Problem description: Go through the lines below. Copy those with "subject".

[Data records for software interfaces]
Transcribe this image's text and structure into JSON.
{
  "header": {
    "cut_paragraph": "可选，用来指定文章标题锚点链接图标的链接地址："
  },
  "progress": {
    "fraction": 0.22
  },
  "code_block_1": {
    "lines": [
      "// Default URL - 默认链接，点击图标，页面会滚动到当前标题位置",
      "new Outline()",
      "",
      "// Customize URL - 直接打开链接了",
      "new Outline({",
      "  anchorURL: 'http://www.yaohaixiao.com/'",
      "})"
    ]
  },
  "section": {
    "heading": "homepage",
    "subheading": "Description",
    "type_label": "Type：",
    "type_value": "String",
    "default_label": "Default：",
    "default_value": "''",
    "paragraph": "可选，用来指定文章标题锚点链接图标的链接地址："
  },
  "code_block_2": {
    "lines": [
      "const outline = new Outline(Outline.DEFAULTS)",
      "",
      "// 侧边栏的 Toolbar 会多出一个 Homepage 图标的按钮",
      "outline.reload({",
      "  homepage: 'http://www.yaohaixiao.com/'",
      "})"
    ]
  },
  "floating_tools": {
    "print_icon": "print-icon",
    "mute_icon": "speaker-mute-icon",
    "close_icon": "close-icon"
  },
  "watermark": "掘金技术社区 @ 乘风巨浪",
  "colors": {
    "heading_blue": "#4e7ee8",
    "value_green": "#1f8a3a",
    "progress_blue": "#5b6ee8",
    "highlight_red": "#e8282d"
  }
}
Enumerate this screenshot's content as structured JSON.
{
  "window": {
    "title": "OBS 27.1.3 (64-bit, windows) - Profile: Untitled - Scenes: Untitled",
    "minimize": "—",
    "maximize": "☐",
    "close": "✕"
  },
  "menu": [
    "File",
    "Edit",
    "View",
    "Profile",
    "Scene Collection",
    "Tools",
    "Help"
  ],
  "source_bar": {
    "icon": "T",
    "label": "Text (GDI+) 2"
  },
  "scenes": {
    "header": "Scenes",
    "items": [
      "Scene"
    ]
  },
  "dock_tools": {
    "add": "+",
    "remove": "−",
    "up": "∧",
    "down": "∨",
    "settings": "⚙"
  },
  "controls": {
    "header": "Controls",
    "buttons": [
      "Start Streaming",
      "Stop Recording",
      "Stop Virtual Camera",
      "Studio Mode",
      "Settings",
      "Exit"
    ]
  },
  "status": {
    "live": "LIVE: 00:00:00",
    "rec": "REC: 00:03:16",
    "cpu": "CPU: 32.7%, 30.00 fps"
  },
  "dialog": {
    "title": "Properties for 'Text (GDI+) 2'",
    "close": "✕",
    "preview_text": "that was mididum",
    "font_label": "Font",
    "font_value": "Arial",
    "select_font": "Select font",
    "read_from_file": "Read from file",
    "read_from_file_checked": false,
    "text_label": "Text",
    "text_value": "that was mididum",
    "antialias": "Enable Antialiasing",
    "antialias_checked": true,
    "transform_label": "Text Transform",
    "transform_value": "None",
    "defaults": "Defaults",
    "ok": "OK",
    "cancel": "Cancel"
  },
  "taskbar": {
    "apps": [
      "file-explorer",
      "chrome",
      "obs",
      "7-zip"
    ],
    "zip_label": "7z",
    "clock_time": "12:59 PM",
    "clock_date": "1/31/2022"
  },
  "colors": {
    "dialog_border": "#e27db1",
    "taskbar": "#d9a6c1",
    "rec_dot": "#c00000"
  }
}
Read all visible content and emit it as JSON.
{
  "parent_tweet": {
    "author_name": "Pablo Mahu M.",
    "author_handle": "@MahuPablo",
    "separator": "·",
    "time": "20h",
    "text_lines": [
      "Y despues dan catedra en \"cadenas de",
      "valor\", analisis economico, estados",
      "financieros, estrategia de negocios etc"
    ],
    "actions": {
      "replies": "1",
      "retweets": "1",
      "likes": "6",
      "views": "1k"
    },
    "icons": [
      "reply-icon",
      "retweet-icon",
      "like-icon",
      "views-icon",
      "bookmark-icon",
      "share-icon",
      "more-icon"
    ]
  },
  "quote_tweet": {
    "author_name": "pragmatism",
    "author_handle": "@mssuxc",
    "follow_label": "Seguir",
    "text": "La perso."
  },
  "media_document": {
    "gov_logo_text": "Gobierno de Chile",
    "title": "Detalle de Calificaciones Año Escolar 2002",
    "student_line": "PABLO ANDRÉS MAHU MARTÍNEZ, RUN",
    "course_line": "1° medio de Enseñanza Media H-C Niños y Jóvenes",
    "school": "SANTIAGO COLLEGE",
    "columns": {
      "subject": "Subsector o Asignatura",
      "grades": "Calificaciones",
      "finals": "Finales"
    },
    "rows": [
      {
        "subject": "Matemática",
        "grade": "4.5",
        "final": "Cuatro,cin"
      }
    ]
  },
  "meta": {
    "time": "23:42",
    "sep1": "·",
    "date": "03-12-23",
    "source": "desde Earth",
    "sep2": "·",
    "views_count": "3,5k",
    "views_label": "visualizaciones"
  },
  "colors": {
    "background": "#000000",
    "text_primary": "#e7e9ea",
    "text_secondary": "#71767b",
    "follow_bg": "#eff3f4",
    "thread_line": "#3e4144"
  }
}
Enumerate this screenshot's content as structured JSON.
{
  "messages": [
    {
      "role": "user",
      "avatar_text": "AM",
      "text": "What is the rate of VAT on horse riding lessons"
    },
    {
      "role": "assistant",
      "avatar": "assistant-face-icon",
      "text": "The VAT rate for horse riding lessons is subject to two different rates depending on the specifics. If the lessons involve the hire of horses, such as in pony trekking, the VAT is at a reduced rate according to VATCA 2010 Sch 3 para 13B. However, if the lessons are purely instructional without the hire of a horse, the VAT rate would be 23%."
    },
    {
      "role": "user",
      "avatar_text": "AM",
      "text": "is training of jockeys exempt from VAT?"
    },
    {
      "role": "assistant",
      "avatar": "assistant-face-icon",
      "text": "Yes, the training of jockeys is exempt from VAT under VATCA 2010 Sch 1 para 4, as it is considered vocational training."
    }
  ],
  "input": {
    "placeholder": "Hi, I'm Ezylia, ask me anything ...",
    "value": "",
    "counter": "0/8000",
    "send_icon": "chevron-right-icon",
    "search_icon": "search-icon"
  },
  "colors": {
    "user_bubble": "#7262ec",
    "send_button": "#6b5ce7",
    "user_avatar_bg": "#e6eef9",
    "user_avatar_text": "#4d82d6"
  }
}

Task result:
      "subject": "Subsector o Asignatura",
        "subject": "Matemática",
      "text": "The VAT rate for horse riding lessons is subject to two different rates depending on the specifics. If the lessons involve the hire of horses, such as in pony trekking, the VAT is at a reduced rate according to VATCA 2010 Sch 3 para 13B. However, if the lessons are purely instructional without the hire of a horse, the VAT rate would be 23%."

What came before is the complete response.